To be equal or not to be?
Following the UK House of Commons passing a Bill allowing same sex marriage, it is being reported that the Greens have reintroduced their Marriage Equality Bill into the Senate.
The Greens’ LGBTI spokesperson, Senator Sarah Hanson-Young said “Australia is falling behind the rest of the world when it comes to marriage equality and I will now be reintroducing my bill into the Senate...I am reintroducing my marriage equality bill in an effort to bring about this essential reform because, in an election year, the Australian people have a chance to make their voices heard”.
The UK Bill passed by 400 votes to 175. It will now go to a committee for detailed examination starting next week. After that, it is predicted that it will pass the House of Commons. Britain already has civil partnerships between same-sex couples. The new law would allow marriage in civil ceremonies and in religious ceremonies if a church allows it. Australia moved to recognise civil partnerships between same-sex de facto couples in 2008 via their same-sex law reform package which recognised same-sex de facto couples and their families in areas such as taxation, superannuation, social security and family assistance, the Pharmaceutical Benefits Scheme Safety Net and the Medicare Safety Net, aged care, veterans' entitlements, immigration, citizenship and child support and family law.
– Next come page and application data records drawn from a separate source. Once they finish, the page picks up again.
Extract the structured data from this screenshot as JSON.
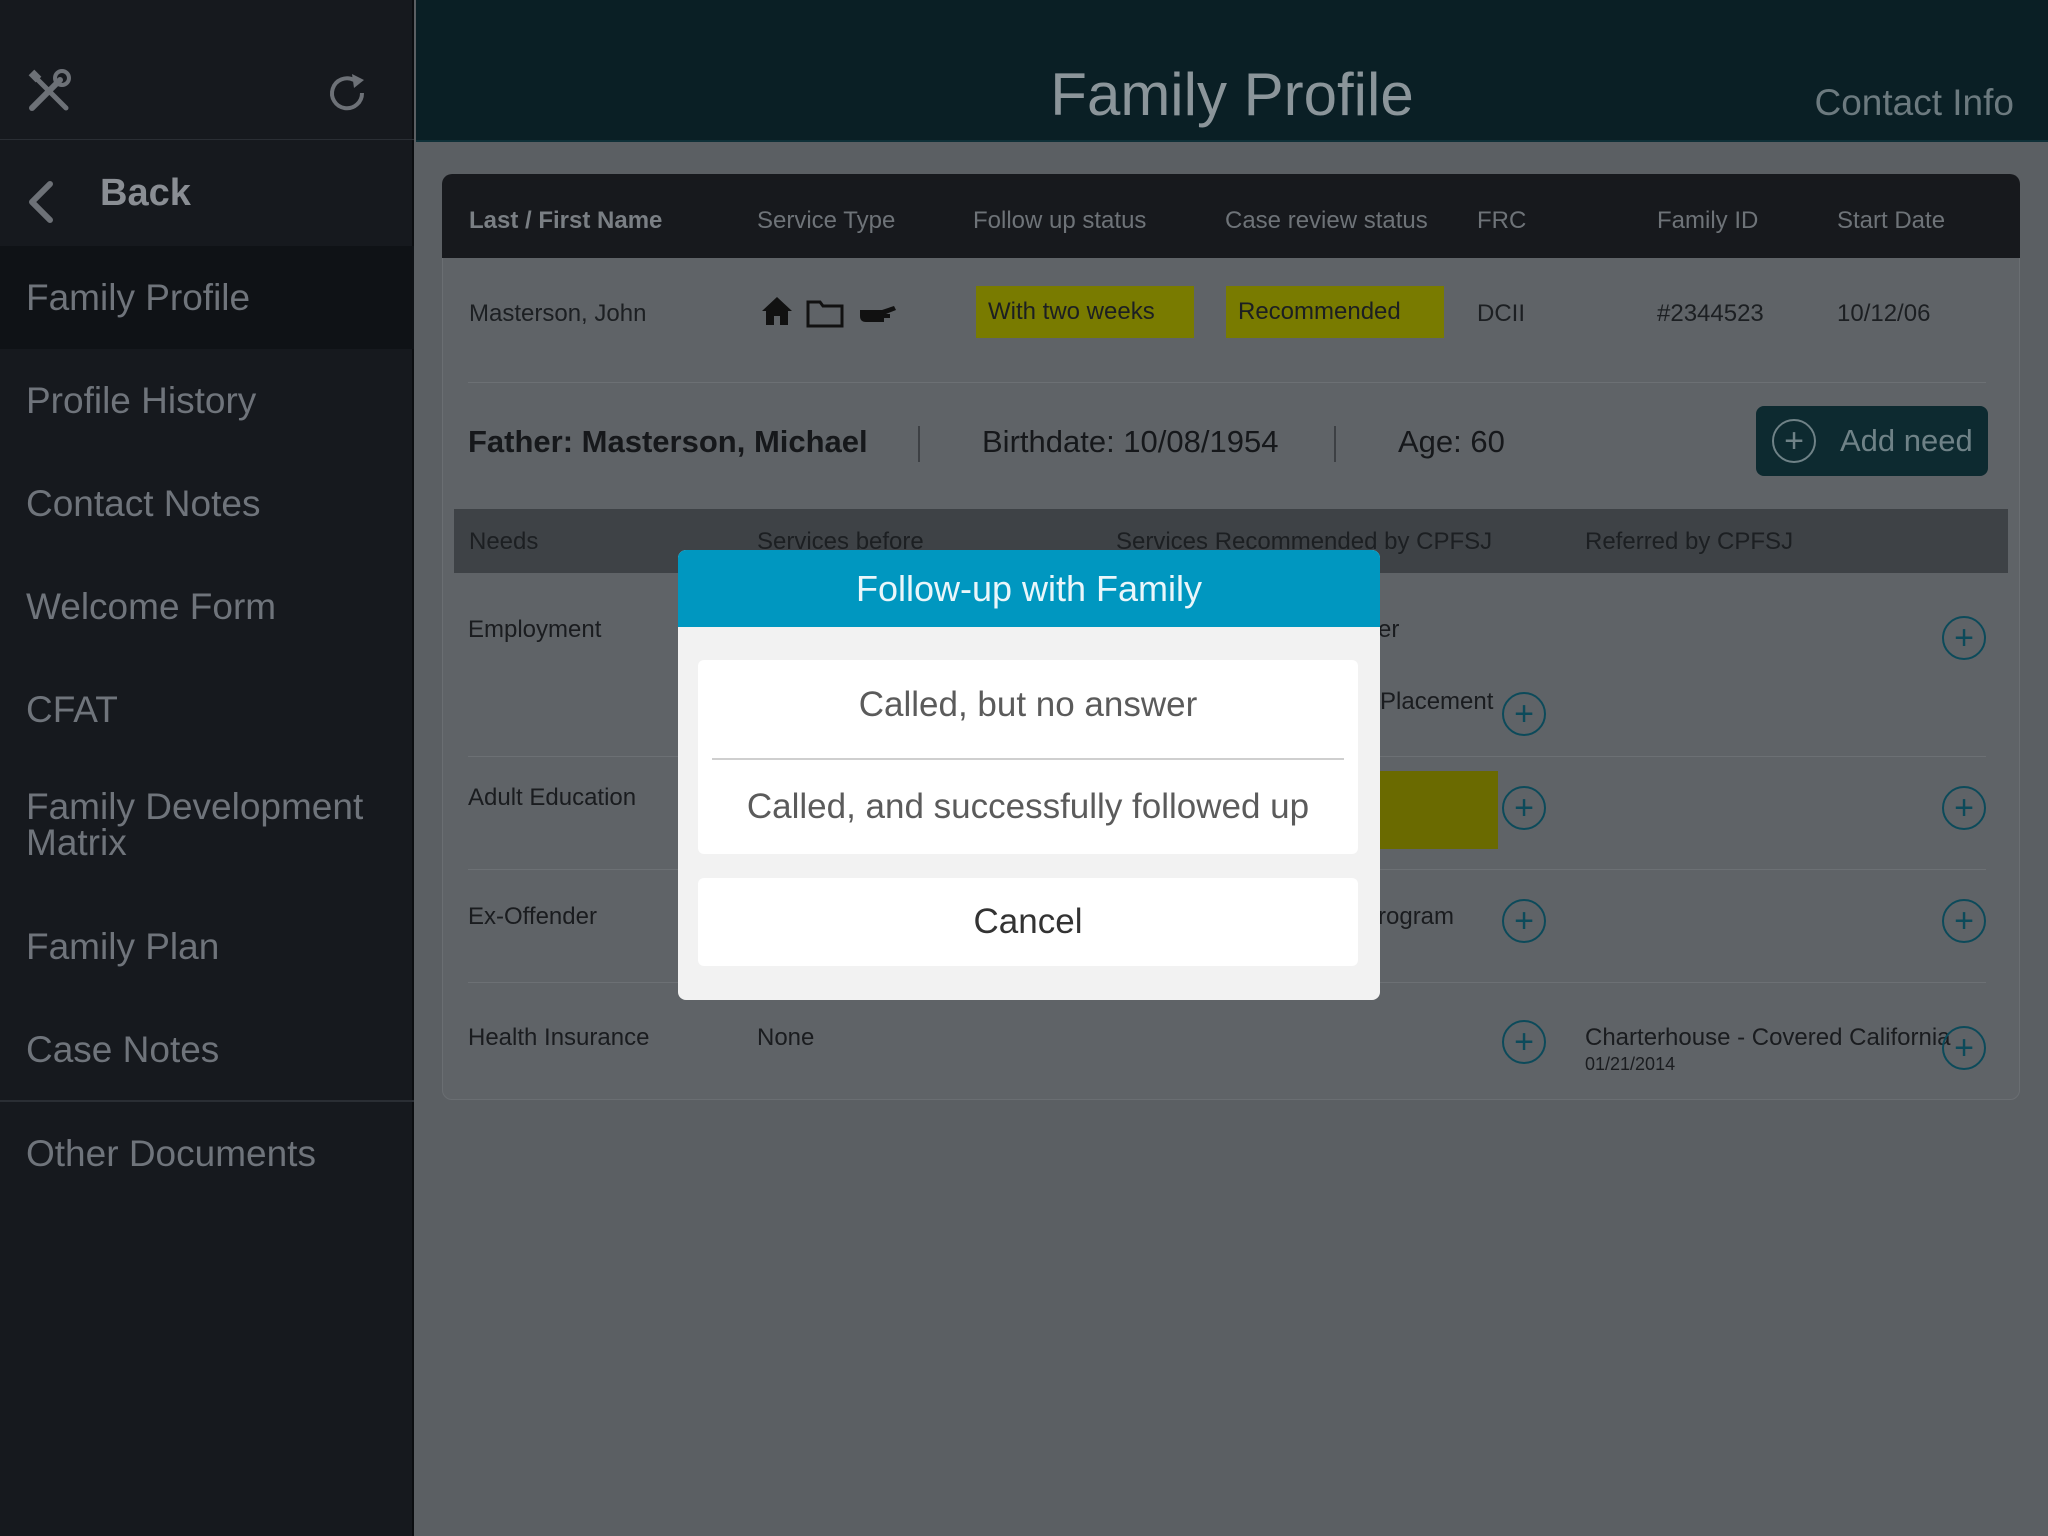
{
  "sidebar": {
    "back_label": "Back",
    "items": [
      {
        "label": "Family Profile",
        "active": true
      },
      {
        "label": "Profile History"
      },
      {
        "label": "Contact Notes"
      },
      {
        "label": "Welcome Form"
      },
      {
        "label": "CFAT"
      },
      {
        "label": "Family Development Matrix"
      },
      {
        "label": "Family Plan"
      },
      {
        "label": "Case Notes"
      },
      {
        "label": "Other Documents"
      }
    ],
    "icons": [
      "tools-icon",
      "refresh-icon",
      "chevron-left-icon"
    ]
  },
  "header": {
    "title": "Family Profile",
    "contact_link": "Contact Info"
  },
  "summary_table": {
    "headers": [
      "Last / First Name",
      "Service Type",
      "Follow up status",
      "Case review status",
      "FRC",
      "Family ID",
      "Start Date"
    ],
    "row": {
      "name": "Masterson, John",
      "service_icons": [
        "house-icon",
        "folder-icon",
        "hand-icon"
      ],
      "follow_up": "With two weeks",
      "case_review": "Recommended",
      "frc": "DCII",
      "family_id": "#2344523",
      "start_date": "10/12/06"
    }
  },
  "member": {
    "name": "Father: Masterson, Michael",
    "birthdate": "Birthdate: 10/08/1954",
    "age": "Age: 60",
    "add_need_label": "Add need",
    "add_symbol": "+"
  },
  "needs_table": {
    "headers": [
      "Needs",
      "Services before",
      "Services Recommended by CPFSJ",
      "Referred by CPFSJ"
    ],
    "rows": [
      {
        "need": "Employment",
        "partial_top": "er",
        "partial_recommended": "Placement"
      },
      {
        "need": "Adult Education"
      },
      {
        "need": "Ex-Offender",
        "partial_recommended": "rogram"
      },
      {
        "need": "Health Insurance",
        "services_before": "None",
        "referred": "Charterhouse - Covered California",
        "referred_date": "01/21/2014"
      }
    ]
  },
  "dialog": {
    "title": "Follow-up with Family",
    "options": [
      "Called, but no answer",
      "Called, and successfully followed up"
    ],
    "cancel_label": "Cancel"
  },
  "colors": {
    "dialog_header": "#0097c0",
    "status_highlight": "#cccc00",
    "header_bg": "#0a1f25"
  }
}
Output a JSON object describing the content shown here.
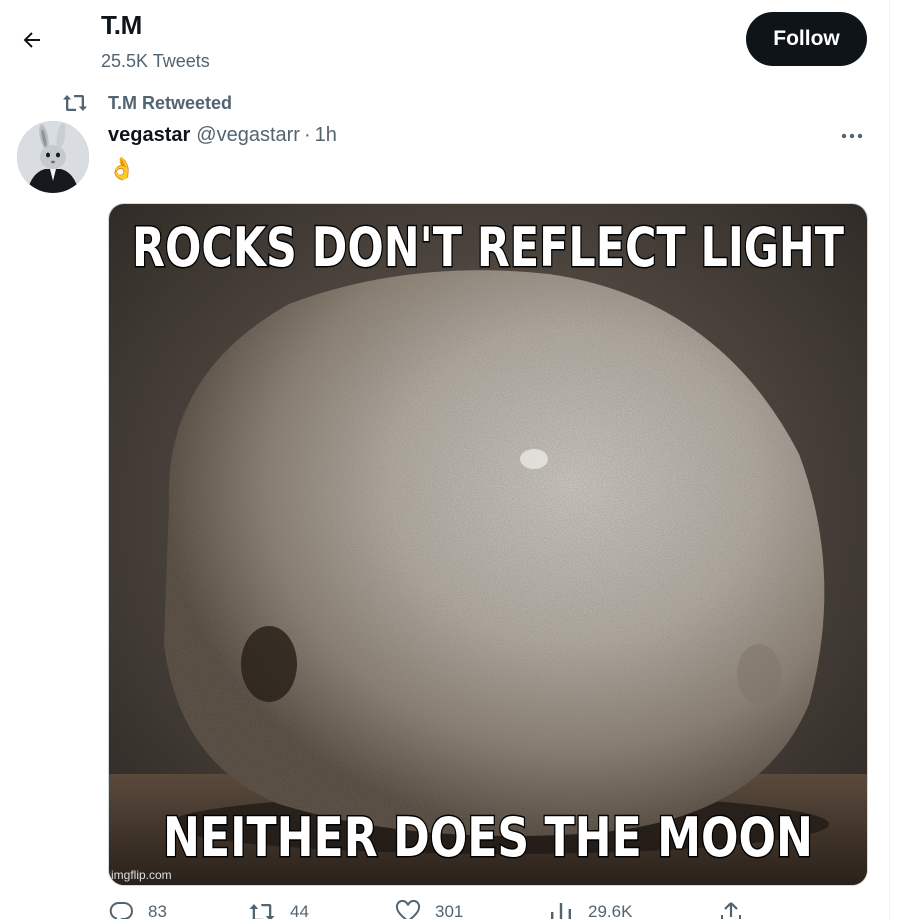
{
  "header": {
    "title": "T.M",
    "tweet_count": "25.5K Tweets",
    "follow_label": "Follow"
  },
  "retweet_context": {
    "label": "T.M Retweeted"
  },
  "tweet": {
    "display_name": "vegastar",
    "handle": "@vegastarr",
    "separator": "·",
    "time": "1h",
    "text": "👌",
    "media": {
      "top_caption": "ROCKS DON'T REFLECT LIGHT",
      "bottom_caption": "NEITHER DOES THE MOON",
      "watermark": "imgflip.com"
    },
    "actions": {
      "replies": "83",
      "retweets": "44",
      "likes": "301",
      "views": "29.6K"
    }
  },
  "icons": {
    "back": "back-arrow-icon",
    "retweet": "retweet-icon",
    "more": "more-horizontal-icon",
    "reply": "reply-icon",
    "like": "heart-icon",
    "views": "views-icon",
    "share": "share-icon"
  },
  "colors": {
    "text_primary": "#0f1419",
    "text_secondary": "#536471",
    "follow_bg": "#0f1419",
    "border": "#cfd9de"
  }
}
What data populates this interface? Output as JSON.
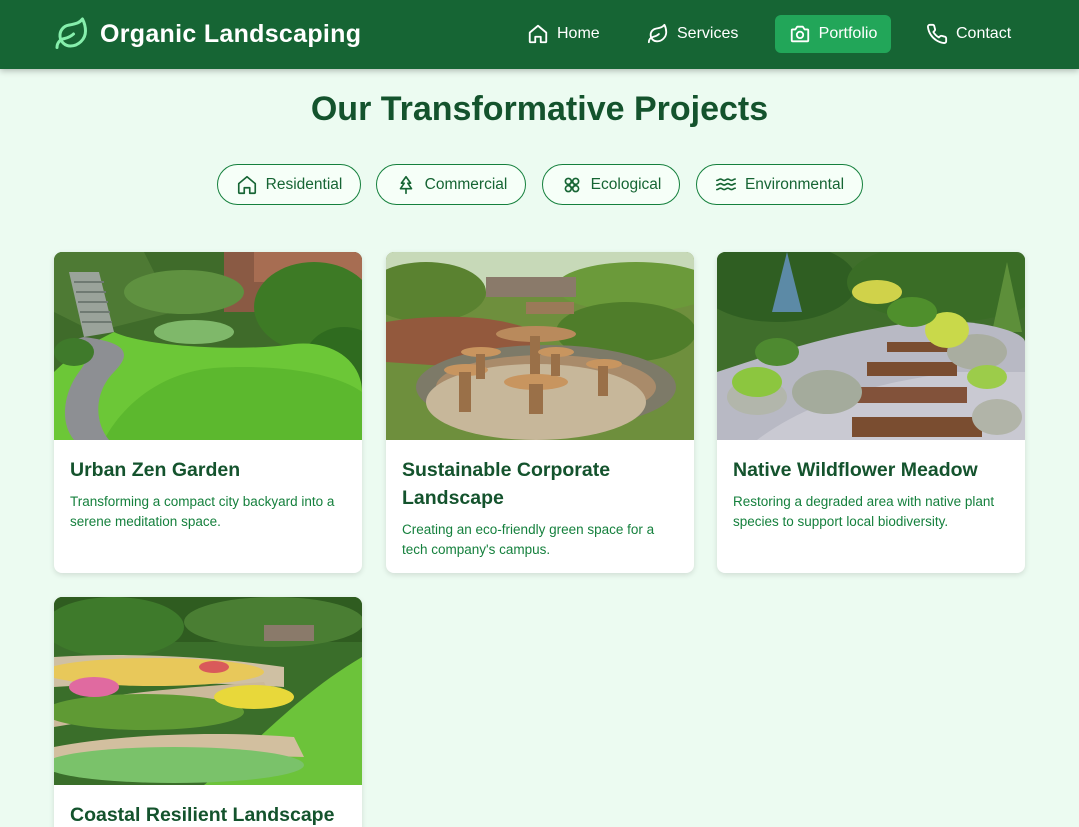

Although the UK Bill still has several other parliamentary hurdles to clear before becoming law, we will be following the progression of this Bill with keen interest as well as Australia’s reaction to what now appears to be a wave of change. Currently, 10 countries now allow same-sex couples to marry, will Australia follow suit?Back